--- Available data ---

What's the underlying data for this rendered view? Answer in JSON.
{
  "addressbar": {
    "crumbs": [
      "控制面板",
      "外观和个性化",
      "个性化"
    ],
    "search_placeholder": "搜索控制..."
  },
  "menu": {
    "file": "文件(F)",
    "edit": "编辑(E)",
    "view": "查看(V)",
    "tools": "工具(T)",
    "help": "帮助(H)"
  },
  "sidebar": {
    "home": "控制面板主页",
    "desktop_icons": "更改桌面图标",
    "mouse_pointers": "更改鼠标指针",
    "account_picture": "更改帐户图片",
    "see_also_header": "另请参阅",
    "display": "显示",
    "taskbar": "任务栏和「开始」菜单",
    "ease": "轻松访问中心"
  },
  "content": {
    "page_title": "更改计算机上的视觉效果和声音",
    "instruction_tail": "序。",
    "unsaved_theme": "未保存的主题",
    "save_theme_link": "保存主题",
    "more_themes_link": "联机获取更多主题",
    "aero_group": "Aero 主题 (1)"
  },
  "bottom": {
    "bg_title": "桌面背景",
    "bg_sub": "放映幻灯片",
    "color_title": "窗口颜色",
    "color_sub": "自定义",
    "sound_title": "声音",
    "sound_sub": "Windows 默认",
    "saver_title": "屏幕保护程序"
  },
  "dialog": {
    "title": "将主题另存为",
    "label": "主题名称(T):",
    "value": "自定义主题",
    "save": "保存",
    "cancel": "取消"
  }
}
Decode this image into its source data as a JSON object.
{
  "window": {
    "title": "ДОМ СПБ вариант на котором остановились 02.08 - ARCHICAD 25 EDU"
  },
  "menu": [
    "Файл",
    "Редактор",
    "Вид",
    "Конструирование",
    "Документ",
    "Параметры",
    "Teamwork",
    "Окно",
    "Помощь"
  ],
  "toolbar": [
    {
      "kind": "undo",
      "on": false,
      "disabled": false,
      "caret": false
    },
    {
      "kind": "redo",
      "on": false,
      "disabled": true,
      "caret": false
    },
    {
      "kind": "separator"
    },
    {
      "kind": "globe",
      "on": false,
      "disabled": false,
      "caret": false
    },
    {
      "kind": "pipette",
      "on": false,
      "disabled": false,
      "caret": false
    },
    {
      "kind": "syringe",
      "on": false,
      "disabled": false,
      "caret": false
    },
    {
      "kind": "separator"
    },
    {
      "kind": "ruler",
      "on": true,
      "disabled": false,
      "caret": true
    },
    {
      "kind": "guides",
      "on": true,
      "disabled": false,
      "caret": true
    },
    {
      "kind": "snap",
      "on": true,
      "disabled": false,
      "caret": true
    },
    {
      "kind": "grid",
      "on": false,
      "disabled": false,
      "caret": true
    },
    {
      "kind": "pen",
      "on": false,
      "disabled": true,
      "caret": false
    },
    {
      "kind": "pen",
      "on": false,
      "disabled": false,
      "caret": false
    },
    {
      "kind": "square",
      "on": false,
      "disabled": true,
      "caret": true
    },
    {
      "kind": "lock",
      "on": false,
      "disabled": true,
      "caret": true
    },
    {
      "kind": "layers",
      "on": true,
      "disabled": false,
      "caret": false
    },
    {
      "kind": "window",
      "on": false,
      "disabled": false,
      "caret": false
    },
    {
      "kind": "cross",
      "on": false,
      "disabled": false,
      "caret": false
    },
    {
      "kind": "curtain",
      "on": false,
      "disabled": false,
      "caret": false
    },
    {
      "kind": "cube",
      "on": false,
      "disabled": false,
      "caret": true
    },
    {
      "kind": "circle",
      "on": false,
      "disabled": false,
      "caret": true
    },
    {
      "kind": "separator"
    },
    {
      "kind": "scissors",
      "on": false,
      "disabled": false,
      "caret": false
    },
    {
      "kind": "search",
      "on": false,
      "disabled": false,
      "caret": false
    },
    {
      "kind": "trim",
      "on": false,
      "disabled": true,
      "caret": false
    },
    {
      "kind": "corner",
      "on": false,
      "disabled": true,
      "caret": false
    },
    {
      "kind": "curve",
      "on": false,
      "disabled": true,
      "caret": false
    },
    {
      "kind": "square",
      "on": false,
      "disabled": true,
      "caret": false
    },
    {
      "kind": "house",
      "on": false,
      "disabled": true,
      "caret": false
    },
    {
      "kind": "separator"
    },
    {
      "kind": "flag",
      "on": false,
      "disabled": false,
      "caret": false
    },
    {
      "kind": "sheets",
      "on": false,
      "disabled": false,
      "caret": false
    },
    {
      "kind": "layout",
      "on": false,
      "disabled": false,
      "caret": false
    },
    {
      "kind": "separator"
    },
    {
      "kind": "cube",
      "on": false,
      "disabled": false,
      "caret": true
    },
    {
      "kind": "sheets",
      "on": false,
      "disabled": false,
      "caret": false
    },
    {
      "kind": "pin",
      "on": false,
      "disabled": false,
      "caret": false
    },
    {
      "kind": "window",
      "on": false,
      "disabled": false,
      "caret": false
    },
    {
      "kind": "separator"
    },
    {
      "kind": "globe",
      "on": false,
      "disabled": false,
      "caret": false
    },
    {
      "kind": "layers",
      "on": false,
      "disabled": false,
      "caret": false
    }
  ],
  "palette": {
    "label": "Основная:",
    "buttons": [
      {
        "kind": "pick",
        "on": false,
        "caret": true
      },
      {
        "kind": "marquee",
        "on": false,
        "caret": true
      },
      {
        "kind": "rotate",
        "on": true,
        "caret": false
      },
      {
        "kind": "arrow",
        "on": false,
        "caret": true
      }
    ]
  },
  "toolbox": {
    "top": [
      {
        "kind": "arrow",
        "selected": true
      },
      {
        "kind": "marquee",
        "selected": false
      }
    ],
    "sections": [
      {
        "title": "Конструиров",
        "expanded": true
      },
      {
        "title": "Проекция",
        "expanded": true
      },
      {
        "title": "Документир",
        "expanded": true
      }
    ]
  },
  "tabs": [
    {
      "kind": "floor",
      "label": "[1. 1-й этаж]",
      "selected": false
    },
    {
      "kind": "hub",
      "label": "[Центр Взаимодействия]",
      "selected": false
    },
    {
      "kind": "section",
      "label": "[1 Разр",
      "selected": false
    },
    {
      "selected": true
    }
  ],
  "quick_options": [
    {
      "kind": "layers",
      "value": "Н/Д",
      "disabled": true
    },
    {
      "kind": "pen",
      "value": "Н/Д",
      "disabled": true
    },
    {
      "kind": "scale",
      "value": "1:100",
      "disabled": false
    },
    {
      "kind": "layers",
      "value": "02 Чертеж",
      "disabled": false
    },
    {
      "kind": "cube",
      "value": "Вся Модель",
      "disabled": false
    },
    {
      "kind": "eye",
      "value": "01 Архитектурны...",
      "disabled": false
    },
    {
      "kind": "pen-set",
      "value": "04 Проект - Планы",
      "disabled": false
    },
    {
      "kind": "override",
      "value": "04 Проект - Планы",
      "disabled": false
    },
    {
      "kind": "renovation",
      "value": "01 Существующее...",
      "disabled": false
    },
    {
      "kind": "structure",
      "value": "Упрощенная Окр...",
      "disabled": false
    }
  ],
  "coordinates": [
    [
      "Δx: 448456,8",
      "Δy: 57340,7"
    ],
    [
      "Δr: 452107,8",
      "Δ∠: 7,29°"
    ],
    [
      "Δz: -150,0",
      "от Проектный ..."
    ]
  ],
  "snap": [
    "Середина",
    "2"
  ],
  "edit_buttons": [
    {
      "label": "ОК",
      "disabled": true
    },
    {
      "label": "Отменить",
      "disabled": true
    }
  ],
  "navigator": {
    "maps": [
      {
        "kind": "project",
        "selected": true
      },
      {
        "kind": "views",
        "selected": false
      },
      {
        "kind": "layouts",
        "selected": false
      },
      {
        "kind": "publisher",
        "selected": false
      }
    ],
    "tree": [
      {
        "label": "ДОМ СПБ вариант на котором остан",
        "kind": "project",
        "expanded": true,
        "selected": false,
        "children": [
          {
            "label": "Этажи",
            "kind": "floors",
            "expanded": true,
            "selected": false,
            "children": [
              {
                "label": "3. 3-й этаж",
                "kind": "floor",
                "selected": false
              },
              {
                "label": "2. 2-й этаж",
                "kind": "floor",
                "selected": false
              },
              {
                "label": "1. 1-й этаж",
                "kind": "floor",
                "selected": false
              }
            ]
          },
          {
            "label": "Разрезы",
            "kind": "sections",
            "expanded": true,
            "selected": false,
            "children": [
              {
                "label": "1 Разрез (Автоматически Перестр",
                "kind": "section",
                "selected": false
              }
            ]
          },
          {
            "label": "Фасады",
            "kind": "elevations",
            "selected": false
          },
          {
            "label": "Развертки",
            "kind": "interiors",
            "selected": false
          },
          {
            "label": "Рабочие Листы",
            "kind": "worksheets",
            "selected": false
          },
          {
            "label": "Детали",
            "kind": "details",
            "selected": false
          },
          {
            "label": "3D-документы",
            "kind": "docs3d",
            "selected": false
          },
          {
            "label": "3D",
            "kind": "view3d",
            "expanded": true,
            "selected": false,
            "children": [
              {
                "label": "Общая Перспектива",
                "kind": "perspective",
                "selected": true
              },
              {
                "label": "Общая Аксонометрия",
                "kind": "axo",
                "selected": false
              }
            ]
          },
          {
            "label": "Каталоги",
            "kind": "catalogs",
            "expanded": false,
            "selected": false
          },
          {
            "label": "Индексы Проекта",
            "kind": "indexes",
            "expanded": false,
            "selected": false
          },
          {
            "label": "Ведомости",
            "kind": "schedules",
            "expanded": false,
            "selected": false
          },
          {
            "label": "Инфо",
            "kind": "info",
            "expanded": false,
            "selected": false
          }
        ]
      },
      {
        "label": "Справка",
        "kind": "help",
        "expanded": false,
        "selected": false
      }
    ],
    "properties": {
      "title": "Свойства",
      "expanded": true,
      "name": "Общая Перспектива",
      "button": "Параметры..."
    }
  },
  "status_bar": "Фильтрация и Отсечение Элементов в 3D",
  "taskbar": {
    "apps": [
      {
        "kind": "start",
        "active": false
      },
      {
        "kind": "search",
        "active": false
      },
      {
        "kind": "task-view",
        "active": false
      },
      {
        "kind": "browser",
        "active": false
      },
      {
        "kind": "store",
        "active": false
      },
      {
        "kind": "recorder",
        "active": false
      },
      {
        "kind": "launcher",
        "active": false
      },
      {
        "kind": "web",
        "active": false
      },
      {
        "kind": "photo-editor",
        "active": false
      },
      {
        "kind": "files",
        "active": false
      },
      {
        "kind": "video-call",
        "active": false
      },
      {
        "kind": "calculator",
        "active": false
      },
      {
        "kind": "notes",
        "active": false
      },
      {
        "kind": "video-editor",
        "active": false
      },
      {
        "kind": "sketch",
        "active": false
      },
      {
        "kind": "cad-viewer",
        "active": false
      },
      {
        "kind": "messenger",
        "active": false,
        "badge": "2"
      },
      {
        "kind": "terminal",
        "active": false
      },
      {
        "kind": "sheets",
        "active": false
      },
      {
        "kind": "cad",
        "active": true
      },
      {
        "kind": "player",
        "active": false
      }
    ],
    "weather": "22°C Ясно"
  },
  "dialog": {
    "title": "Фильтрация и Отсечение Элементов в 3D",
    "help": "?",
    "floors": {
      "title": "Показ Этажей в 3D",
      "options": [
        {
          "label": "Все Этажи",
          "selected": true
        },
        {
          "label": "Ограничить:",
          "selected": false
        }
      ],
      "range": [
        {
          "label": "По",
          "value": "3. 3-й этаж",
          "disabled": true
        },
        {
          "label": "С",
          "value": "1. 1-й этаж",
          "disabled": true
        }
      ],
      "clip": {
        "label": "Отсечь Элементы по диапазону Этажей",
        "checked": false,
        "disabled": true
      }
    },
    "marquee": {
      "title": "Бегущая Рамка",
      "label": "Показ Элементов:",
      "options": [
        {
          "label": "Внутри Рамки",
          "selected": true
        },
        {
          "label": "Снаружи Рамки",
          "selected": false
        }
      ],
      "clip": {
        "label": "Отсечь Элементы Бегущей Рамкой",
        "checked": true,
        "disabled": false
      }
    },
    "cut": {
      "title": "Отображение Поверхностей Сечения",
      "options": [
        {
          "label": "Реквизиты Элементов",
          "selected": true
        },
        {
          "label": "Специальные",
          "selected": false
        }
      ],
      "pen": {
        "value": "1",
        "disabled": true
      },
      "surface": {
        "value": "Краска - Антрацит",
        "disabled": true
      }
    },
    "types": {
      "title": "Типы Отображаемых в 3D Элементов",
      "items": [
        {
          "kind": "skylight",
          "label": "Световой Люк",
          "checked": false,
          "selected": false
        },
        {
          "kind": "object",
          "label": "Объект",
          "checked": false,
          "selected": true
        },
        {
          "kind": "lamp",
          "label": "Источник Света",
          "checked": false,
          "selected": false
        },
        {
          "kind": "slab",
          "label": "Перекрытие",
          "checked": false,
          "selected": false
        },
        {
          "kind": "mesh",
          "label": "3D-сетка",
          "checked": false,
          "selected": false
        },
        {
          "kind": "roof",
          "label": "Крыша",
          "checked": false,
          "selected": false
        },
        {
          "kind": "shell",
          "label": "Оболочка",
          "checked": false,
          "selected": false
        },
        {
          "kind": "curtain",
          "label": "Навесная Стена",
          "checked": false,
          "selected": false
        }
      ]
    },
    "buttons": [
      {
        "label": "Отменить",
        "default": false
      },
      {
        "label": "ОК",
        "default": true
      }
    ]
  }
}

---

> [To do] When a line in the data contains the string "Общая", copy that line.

> [Answer space]
                "label": "Общая Перспектива",
                "label": "Общая Аксонометрия",
      "name": "Общая Перспектива",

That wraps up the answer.